──────── Exercise inputs
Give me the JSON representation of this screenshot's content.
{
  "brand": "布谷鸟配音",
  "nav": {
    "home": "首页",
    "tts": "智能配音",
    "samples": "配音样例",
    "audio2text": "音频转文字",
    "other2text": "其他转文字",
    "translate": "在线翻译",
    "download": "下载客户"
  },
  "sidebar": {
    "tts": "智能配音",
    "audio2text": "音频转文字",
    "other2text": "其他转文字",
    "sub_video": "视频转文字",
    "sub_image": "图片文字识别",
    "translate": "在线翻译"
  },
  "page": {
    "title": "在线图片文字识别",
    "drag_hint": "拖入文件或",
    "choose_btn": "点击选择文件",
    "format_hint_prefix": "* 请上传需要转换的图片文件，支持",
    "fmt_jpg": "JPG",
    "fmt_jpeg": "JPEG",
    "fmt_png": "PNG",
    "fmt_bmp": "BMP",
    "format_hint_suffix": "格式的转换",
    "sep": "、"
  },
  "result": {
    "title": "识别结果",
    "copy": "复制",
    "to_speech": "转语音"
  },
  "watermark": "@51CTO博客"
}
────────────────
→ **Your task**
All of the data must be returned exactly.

→ **Output of the exercise**
Give me the JSON representation of this screenshot's content.
{
  "brand": "布谷鸟配音",
  "nav": {
    "home": "首页",
    "tts": "智能配音",
    "samples": "配音样例",
    "audio2text": "音频转文字",
    "other2text": "其他转文字",
    "translate": "在线翻译",
    "download": "下载客户"
  },
  "sidebar": {
    "tts": "智能配音",
    "audio2text": "音频转文字",
    "other2text": "其他转文字",
    "sub_video": "视频转文字",
    "sub_image": "图片文字识别",
    "translate": "在线翻译"
  },
  "page": {
    "title": "在线图片文字识别",
    "drag_hint": "拖入文件或",
    "choose_btn": "点击选择文件",
    "format_hint_prefix": "* 请上传需要转换的图片文件，支持",
    "fmt_jpg": "JPG",
    "fmt_jpeg": "JPEG",
    "fmt_png": "PNG",
    "fmt_bmp": "BMP",
    "format_hint_suffix": "格式的转换",
    "sep": "、"
  },
  "result": {
    "title": "识别结果",
    "copy": "复制",
    "to_speech": "转语音"
  },
  "watermark": "@51CTO博客"
}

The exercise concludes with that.